Side note: Did you know that the choke is actually the immature flower portion of the artichoke? If allowed to grow long enough to bloom, the choke is what turns into this stunning purple flower! Even more, they’re loaded with pollen for the bees!
Finally, you’ll want to cut the stem away from the artichoke heart too. The inner portion of the stem is meaty and edible, but the outsides are stringy and gross. Dissect as desired to enjoy.
Voilà! Now that you have the heart all exposed and vulnerable, you can devour it.
Eat your heart out.
How to Cook & Eat and Artichoke
- Dipping sauce of choice
- Wash artichoke, and trim off the bottom quarter inch of stem.
- Optional: Trim off thorns on the tips of the outer leaves, and cut off the top inch of the entire artichoke.
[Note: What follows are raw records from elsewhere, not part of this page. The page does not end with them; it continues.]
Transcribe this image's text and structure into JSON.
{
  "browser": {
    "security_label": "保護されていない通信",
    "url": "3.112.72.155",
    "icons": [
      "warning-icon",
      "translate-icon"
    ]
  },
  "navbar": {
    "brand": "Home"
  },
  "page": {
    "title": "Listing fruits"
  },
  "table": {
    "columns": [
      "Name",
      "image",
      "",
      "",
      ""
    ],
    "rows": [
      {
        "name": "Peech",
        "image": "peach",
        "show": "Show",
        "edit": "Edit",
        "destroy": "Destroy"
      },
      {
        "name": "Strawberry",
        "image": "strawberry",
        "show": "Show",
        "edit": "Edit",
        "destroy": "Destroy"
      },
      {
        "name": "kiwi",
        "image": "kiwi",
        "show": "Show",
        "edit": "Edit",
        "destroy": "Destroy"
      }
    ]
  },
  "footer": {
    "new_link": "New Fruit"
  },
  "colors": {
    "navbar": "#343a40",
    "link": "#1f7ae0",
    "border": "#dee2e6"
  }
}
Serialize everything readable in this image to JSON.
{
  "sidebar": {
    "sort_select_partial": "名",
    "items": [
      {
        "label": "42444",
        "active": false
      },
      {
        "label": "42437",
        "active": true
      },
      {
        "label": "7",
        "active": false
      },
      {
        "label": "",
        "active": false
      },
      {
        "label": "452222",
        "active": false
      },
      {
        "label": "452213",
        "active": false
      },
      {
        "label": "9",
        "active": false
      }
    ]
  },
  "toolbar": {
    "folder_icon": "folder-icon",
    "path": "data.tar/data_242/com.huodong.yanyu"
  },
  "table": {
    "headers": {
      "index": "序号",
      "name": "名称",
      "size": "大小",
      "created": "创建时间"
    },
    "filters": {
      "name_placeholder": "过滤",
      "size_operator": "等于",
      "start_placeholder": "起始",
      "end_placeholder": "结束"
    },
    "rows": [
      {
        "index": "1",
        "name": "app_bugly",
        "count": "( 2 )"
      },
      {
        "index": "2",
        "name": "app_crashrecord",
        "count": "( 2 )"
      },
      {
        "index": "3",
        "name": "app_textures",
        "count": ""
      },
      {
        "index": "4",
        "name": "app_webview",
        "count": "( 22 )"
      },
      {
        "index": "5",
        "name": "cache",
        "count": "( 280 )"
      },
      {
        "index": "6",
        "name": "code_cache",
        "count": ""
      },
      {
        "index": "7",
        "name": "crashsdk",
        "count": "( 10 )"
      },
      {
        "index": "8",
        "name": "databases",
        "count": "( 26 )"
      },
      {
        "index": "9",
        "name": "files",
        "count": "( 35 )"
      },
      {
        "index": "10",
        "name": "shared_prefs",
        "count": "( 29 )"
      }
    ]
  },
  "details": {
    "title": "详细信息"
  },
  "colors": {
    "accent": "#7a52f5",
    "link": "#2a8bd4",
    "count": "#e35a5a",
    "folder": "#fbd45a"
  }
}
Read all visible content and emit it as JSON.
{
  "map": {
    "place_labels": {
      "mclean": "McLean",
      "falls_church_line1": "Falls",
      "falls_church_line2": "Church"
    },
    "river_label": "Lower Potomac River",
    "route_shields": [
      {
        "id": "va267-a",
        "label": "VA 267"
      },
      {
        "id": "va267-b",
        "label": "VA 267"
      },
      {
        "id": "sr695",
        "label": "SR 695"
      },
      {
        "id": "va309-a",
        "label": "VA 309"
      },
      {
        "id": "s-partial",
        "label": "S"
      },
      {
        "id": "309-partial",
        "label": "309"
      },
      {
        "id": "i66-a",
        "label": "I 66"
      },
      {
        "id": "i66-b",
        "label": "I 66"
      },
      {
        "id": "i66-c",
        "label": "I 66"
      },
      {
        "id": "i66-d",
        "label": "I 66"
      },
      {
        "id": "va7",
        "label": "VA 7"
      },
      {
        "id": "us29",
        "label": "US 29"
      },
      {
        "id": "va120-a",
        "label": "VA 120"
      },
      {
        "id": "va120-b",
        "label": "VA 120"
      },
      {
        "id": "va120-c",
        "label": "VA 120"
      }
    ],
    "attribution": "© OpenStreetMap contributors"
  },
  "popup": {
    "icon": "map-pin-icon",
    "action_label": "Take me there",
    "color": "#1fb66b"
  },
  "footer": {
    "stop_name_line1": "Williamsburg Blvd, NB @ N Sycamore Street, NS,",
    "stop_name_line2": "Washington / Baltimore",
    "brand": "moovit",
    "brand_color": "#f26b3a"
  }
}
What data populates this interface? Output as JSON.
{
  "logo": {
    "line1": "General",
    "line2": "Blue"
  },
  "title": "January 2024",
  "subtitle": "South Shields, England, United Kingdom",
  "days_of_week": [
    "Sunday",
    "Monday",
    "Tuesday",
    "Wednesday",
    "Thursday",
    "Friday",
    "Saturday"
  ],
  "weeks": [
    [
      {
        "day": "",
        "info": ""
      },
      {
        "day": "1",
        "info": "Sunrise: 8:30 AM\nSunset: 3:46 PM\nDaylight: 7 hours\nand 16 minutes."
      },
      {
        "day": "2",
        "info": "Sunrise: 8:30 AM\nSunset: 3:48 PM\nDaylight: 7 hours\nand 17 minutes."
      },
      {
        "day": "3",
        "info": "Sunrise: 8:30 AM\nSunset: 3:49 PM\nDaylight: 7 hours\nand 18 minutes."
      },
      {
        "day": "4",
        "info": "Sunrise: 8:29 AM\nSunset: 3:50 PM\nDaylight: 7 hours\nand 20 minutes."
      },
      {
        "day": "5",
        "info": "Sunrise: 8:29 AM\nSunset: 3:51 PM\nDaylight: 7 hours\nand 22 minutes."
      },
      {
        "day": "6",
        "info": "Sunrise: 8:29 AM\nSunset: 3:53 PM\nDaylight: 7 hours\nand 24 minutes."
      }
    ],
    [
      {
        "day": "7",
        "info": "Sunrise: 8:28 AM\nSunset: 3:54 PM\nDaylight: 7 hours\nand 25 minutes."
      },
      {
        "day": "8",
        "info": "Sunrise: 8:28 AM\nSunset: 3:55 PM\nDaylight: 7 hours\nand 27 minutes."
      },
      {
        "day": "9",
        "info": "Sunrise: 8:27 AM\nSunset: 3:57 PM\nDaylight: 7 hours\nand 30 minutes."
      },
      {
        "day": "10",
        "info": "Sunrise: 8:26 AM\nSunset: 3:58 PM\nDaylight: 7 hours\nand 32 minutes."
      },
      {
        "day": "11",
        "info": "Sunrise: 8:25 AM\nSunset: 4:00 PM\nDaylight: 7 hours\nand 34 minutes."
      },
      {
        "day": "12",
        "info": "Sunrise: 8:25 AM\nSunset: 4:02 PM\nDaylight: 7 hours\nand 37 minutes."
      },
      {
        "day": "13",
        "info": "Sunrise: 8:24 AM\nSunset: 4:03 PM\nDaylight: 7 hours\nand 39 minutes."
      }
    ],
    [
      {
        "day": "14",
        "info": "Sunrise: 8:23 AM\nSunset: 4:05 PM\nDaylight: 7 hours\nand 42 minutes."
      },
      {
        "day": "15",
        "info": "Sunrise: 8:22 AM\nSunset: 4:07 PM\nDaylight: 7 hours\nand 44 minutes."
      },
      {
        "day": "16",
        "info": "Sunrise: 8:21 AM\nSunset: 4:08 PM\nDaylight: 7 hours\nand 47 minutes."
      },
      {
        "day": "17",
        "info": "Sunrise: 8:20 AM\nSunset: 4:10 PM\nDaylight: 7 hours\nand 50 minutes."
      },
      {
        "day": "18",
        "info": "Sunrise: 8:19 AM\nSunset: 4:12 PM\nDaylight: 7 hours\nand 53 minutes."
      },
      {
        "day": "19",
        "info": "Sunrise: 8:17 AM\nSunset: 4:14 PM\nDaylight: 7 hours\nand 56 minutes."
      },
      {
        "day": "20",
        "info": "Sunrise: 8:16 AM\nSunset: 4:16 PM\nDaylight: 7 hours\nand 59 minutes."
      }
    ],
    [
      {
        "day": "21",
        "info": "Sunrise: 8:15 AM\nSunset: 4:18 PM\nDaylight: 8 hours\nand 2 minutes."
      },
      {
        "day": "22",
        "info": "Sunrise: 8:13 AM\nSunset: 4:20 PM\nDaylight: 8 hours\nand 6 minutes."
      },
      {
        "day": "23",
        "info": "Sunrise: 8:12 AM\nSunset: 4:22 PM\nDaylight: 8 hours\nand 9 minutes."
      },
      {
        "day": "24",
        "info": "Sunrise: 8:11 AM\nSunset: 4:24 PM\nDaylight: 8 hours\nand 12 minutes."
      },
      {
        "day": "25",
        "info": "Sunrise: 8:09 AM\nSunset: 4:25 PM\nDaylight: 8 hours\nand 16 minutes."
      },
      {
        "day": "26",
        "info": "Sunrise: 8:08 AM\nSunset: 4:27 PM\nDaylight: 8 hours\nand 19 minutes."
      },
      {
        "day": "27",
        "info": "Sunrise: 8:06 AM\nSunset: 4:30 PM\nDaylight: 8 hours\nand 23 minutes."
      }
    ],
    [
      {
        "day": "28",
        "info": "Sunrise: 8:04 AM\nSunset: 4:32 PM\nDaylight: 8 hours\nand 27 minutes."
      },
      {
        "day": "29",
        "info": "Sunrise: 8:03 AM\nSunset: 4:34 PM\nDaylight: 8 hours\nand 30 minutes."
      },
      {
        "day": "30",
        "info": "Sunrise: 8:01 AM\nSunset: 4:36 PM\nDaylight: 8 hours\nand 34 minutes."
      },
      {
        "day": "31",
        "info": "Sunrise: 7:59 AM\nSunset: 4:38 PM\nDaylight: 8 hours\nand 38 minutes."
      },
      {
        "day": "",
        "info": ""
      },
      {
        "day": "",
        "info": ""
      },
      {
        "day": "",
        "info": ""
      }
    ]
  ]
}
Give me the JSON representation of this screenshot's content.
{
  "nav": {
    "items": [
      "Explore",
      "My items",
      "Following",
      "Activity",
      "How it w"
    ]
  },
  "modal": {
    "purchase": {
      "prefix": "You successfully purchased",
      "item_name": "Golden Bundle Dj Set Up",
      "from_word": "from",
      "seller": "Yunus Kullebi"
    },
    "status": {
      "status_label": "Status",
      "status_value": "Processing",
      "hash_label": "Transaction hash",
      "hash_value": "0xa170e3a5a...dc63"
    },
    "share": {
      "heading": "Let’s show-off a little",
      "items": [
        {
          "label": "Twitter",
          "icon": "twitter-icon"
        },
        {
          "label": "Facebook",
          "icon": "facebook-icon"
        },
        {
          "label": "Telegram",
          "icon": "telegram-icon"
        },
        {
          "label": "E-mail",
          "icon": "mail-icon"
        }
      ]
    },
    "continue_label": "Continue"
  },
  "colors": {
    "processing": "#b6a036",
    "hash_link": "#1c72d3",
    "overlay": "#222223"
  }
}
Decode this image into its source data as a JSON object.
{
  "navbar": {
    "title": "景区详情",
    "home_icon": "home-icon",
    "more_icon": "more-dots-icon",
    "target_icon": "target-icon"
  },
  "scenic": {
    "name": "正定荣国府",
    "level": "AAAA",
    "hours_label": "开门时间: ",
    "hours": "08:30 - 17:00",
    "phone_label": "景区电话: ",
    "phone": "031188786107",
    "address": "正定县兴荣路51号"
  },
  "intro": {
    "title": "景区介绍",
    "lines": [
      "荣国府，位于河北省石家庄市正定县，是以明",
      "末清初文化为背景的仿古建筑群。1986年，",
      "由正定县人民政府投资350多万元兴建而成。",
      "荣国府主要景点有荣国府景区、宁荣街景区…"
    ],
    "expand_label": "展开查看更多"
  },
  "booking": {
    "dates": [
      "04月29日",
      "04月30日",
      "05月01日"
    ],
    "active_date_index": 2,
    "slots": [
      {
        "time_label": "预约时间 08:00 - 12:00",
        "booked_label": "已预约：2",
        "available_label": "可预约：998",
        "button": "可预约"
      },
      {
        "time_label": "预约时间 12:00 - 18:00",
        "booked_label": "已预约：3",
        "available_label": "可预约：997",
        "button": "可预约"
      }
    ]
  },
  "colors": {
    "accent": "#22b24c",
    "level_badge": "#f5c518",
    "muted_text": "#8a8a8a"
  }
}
- Bring a pot of water to a boil. The pot should have a few inches of water to submerge the lower 1/3 of the artichoke. Add a couple of halved, washed lemons and dashes of salt to the water.
- Once boiling, place the artichoke(s) in the pot, stem portion down.
- Continue to simmer with the lid on the pot until the the stem and base of the artichoke is tender to the fork, or approximately 30-45 minutes (depending on artichoke size).
- Remove artichokes from water with a slotted spoon stem-up, allowing water to drain from the leaves.
- Finally, serve with your choice of dipping sauce, such as mayonnaise, vegan mayo, melted butter, garlic butter, or garlic and lemon mixed in mayo to create an aioli.
- To eat the artichoke: Dip the leaves in sauce and use your teeth to scrape away the inner meaty portion that was connected to the heart. Discard the remaining tough part of the leaves in a separate bowl. The outer leaves are more tough than the middle and inner ones, where you'll be able to eat more soft artichoke flesh. Keep plucking and removing leaves until there are none left. Next, use a spoon to gently scoop out the fibrous, furry "choke" part in the very center to discard. The heart is underneath! Also remove the stem. The inner portion of the stem is tender and edible, but the outer portion is stringy.
In closing, I truly hope that you found this article useful! Even more, that it enables some of you to enjoy your very first artichokes. If so – you’re welcome in advance! Because fresh, rich, simply-prepared artichokes can’t be beat!